This echoes Reagan's book, which argues (citing historian James C. Mohr) that the earliest laws regulating abortion were poison-control measures meant to protect women from dangerous abortifacient drugs, rather than to restrict abortion itself.

But in 1857, Reagan writes, the newly founded American Medical Association "initiated a crusade to make abortion at every stage of pregnancy illegal." The organization was driven not only by concern for fetal life but also by the desire to take control from midwives. And some members expressed concern that middle-class "Anglo-Saxon" women were not having as many children as Catholic immigrants and people of color.

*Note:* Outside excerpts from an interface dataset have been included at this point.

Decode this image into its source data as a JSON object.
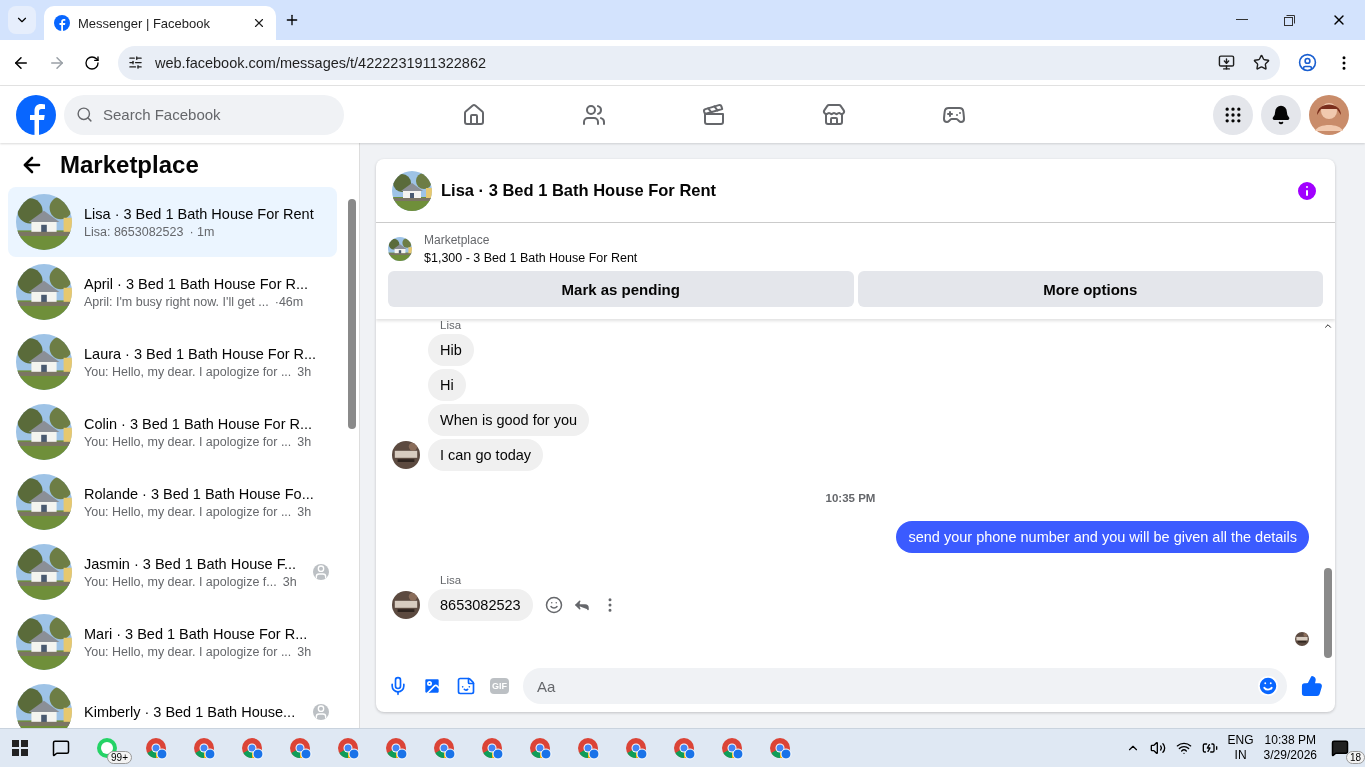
{
  "browser": {
    "tabs": [
      {
        "title": "Messenger | Facebook",
        "selected": true
      }
    ],
    "url": "web.facebook.com/messages/t/4222231911322862"
  },
  "topbar": {
    "search_placeholder": "Search Facebook"
  },
  "sidebar": {
    "title": "Marketplace",
    "conversations": [
      {
        "title": "Lisa · 3 Bed 1 Bath House For Rent",
        "preview": "Lisa: 8653082523",
        "time": "· 1m",
        "selected": true,
        "seen_avatar": false
      },
      {
        "title": "April · 3 Bed 1 Bath House For R...",
        "preview": "April: I'm busy right now. I'll get ...",
        "time": "·46m",
        "selected": false,
        "seen_avatar": false
      },
      {
        "title": "Laura · 3 Bed 1 Bath House For R...",
        "preview": "You: Hello, my dear. I apologize for ...",
        "time": "3h",
        "selected": false,
        "seen_avatar": false
      },
      {
        "title": "Colin · 3 Bed 1 Bath House For R...",
        "preview": "You: Hello, my dear. I apologize for ...",
        "time": "3h",
        "selected": false,
        "seen_avatar": false
      },
      {
        "title": "Rolande · 3 Bed 1 Bath House Fo...",
        "preview": "You: Hello, my dear. I apologize for ...",
        "time": "3h",
        "selected": false,
        "seen_avatar": false
      },
      {
        "title": "Jasmin · 3 Bed 1 Bath House F...",
        "preview": "You: Hello, my dear. I apologize f...",
        "time": "3h",
        "selected": false,
        "seen_avatar": true
      },
      {
        "title": "Mari · 3 Bed 1 Bath House For R...",
        "preview": "You: Hello, my dear. I apologize for ...",
        "time": "3h",
        "selected": false,
        "seen_avatar": false
      },
      {
        "title": "Kimberly · 3 Bed 1 Bath House...",
        "selected": false,
        "seen_avatar": true
      }
    ]
  },
  "chat": {
    "title": "Lisa · 3 Bed 1 Bath House For Rent",
    "listing_label": "Marketplace",
    "listing": "$1,300 - 3 Bed 1 Bath House For Rent",
    "buttons": [
      "Mark as pending",
      "More options"
    ],
    "messages": [
      {
        "kind": "sender",
        "text": "Lisa"
      },
      {
        "kind": "incoming",
        "text": "Hib",
        "avatar": false,
        "actions": false
      },
      {
        "kind": "incoming",
        "text": "Hi",
        "avatar": false,
        "actions": false
      },
      {
        "kind": "incoming",
        "text": "When is good for you",
        "avatar": false,
        "actions": false
      },
      {
        "kind": "incoming",
        "text": "I can go today",
        "avatar": true,
        "actions": false
      },
      {
        "kind": "timestamp",
        "text": "10:35 PM"
      },
      {
        "kind": "outgoing",
        "text": "send your phone number and you will be given all the details"
      },
      {
        "kind": "sender",
        "text": "Lisa"
      },
      {
        "kind": "incoming",
        "text": "8653082523",
        "avatar": true,
        "actions": true
      },
      {
        "kind": "seen"
      }
    ],
    "composer_placeholder": "Aa",
    "gif_label": "GIF"
  },
  "taskbar": {
    "whatsapp_badge": "99+",
    "time": "10:38 PM",
    "date": "3/29/2026",
    "language": "ENG",
    "region": "IN",
    "notifications": "18"
  }
}
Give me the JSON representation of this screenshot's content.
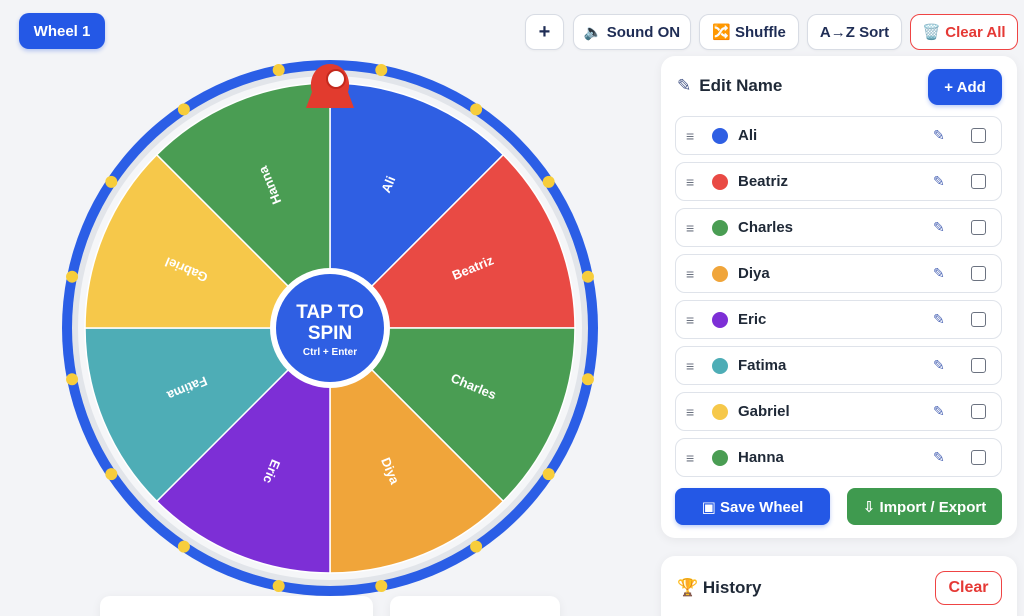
{
  "header": {
    "wheel_tab": "Wheel 1",
    "plus": "+",
    "sound": "🔈 Sound ON",
    "shuffle": "🔀 Shuffle",
    "sort": "A→Z Sort",
    "clear_all": "🗑️ Clear All"
  },
  "wheel": {
    "spin_title_1": "TAP TO",
    "spin_title_2": "SPIN",
    "spin_shortcut": "Ctrl + Enter",
    "segments": [
      {
        "label": "Ali",
        "color": "#2f5fe3"
      },
      {
        "label": "Beatriz",
        "color": "#e94a44"
      },
      {
        "label": "Charles",
        "color": "#4a9d53"
      },
      {
        "label": "Diya",
        "color": "#f0a53a"
      },
      {
        "label": "Eric",
        "color": "#7d2fd6"
      },
      {
        "label": "Fatima",
        "color": "#4eadb6"
      },
      {
        "label": "Gabriel",
        "color": "#f6c84a"
      },
      {
        "label": "Hanna",
        "color": "#4a9d53"
      }
    ],
    "rim_color": "#2b5ee6",
    "rim_dot_color": "#f7cd3b",
    "pointer_color": "#e23b2e"
  },
  "edit_panel": {
    "title": "Edit Name",
    "pencil_icon": "✎",
    "add_label": "+ Add",
    "rows": [
      {
        "name": "Ali",
        "color": "#2f5fe3"
      },
      {
        "name": "Beatriz",
        "color": "#e94a44"
      },
      {
        "name": "Charles",
        "color": "#4a9d53"
      },
      {
        "name": "Diya",
        "color": "#f0a53a"
      },
      {
        "name": "Eric",
        "color": "#7d2fd6"
      },
      {
        "name": "Fatima",
        "color": "#4eadb6"
      },
      {
        "name": "Gabriel",
        "color": "#f6c84a"
      },
      {
        "name": "Hanna",
        "color": "#4a9d53"
      }
    ],
    "drag_glyph": "≡",
    "edit_glyph": "✎",
    "save_label": "▣ Save Wheel",
    "import_label": "⇩ Import / Export"
  },
  "history": {
    "title": "🏆 History",
    "clear_label": "Clear"
  }
}
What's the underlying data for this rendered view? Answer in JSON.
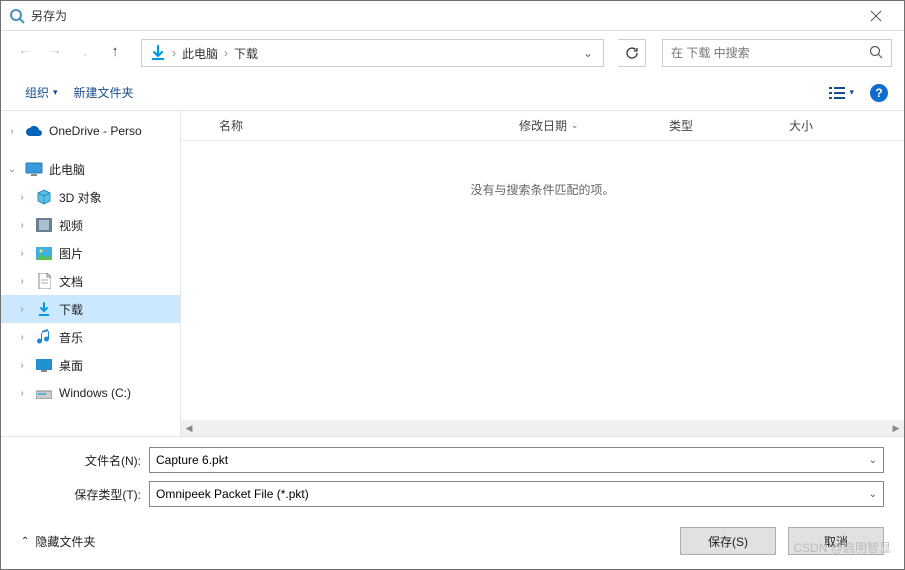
{
  "title": "另存为",
  "breadcrumbs": [
    "此电脑",
    "下载"
  ],
  "search": {
    "placeholder": "在 下载 中搜索"
  },
  "toolbar": {
    "organize": "组织",
    "newfolder": "新建文件夹"
  },
  "columns": {
    "name": "名称",
    "date": "修改日期",
    "type": "类型",
    "size": "大小"
  },
  "empty_message": "没有与搜索条件匹配的项。",
  "tree": {
    "onedrive": "OneDrive - Perso",
    "thispc": "此电脑",
    "objects3d": "3D 对象",
    "videos": "视频",
    "pictures": "图片",
    "documents": "文档",
    "downloads": "下载",
    "music": "音乐",
    "desktop": "桌面",
    "windowsc": "Windows (C:)"
  },
  "form": {
    "filename_label": "文件名(N):",
    "filename_value": "Capture 6.pkt",
    "filetype_label": "保存类型(T):",
    "filetype_value": "Omnipeek Packet File (*.pkt)"
  },
  "actions": {
    "hide_folders": "隐藏文件夹",
    "save": "保存(S)",
    "cancel": "取消"
  },
  "watermark": "CSDN @启明智显"
}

Dr. Horatio R. Storer, a leader of the medical campaign against abortion, asked who would settle the nation as it spread westward. Would the frontier "be filled by our own children or by those of aliens?" he asked. "This is a question that our own women must answer; upon their loins depends the future destiny of the nation."

In the draft opinion, Alito notes the argument that the restrictive abortion laws adopted starting in the mid-19th century were meant to bolster the white, Protestant birthrate. But he dismisses the claim, saying it is based on only a handful of supporters of abortion bans. "It's quite a leap to attribute these motives to all the legislators whose votes were responsible" for the new laws, he writes.

Instead, he writes, "there is ample evidence" that anti-abortion laws were "spurred by a sincere belief that abortion kills a human being."

Instead, Alito notes arguments that proponents of abortion rights were the ones with racist motives. In a footnote, he refers to an amicus brief submitted in an unrelated 2019 abortion case, which argued that early 20th-century proponents of "liberal access to abortion" were motivated by a desire to reduce the Black population.

"It is beyond dispute that Roe has had that demographic effect," Alito writes, citing government data showing that "a highly disproportionate percentage of aborted fetuses are Black."

He also cites Justice Clarence Thomas' much-noted fiery concurrence in that 2019 abortion case, in which he assailed early birth-control advocates like Margaret Sanger as racist eugenicists who wanted to suppress the births of "undesirable" individuals and populations.

While Sanger herself did not support abortion, Thomas wrote, other family planning advocates did so "for eugenic reasons." And today, he warned, abortion retains the potential "to become a tool of eugenic manipulation."

The historical relationship between the early family planning movement and eugenicist beliefs (which were widely held across American society in the early 20th century) is complex and intensely disputed.

But Ziegler questioned how Alito could dismiss the notion that abortion restrictionists in the 1850s were motivated even in part by bigotry, while citing claims that it was a motivation of some 20th-century supporters of abortion.

People on both sides of the issue, she said, were driven by a mix of motives. "The idea the court thinks it can weed out the nativist impulses" on one side, while emphasizing those impulses on the other, she said, "is historically implausible."